Good for: modern aesthetics
Heal’s puts its 42,000 square feet to good use with an aspirational edit of fancy furniture, Nordic dinnerware and Tom Dixon fragrances and candles. If you’re short on gift-getting inspiration, its gift-laden ground floor is sure to provide a eureka! moment or two, and its customer service has been a virtue throughout its long history.
Good for: designer homeware
Sir Terence Conran’s eye for dazzling design is as sharp as ever judging by the offerings at his Fulham Road flagship. Bringing together trendy investment pieces, ornaments and cookware, it’s the ideal place to pick up gifts and goods for the home. The art deco building itself was formerly owned by Michelin, and there’s a Michelin-starred restaurant, Bibendum, and oyster bar housed within.
Good for: luxe interiors
Cross the threshold of this Shoreditch emporium and you’ll be greeted with an audacious array of prints – from ’70s-style Palmeral to dusky Dalston Rose – which adorn fabric, mugs, wallpaper and garments. Minimalism is not the vibe here, nor downstairs where you will find statement furniture and ahead-of-the-curve accessories.
Good for: budget-friendly decor
Owned by the brains behind Pottery Barn, this is the place to unearth some lovely interior designs at affordable prices.
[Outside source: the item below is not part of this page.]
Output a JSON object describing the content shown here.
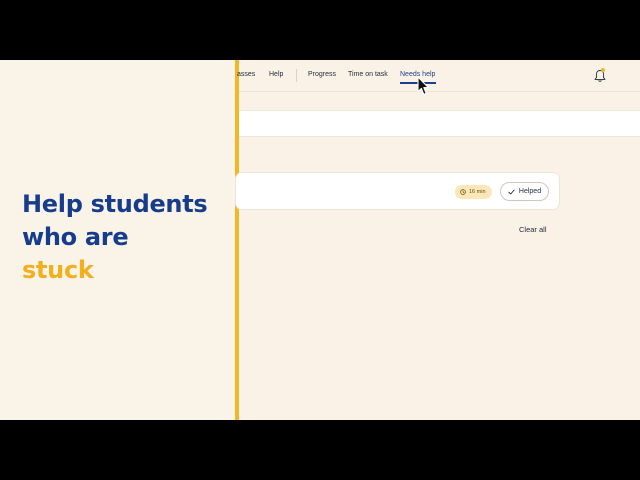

As well as top-notch homeware and artwork from local artists, West Elm boasts a convenient gift-wrapping service for frazzled Christmas shoppers.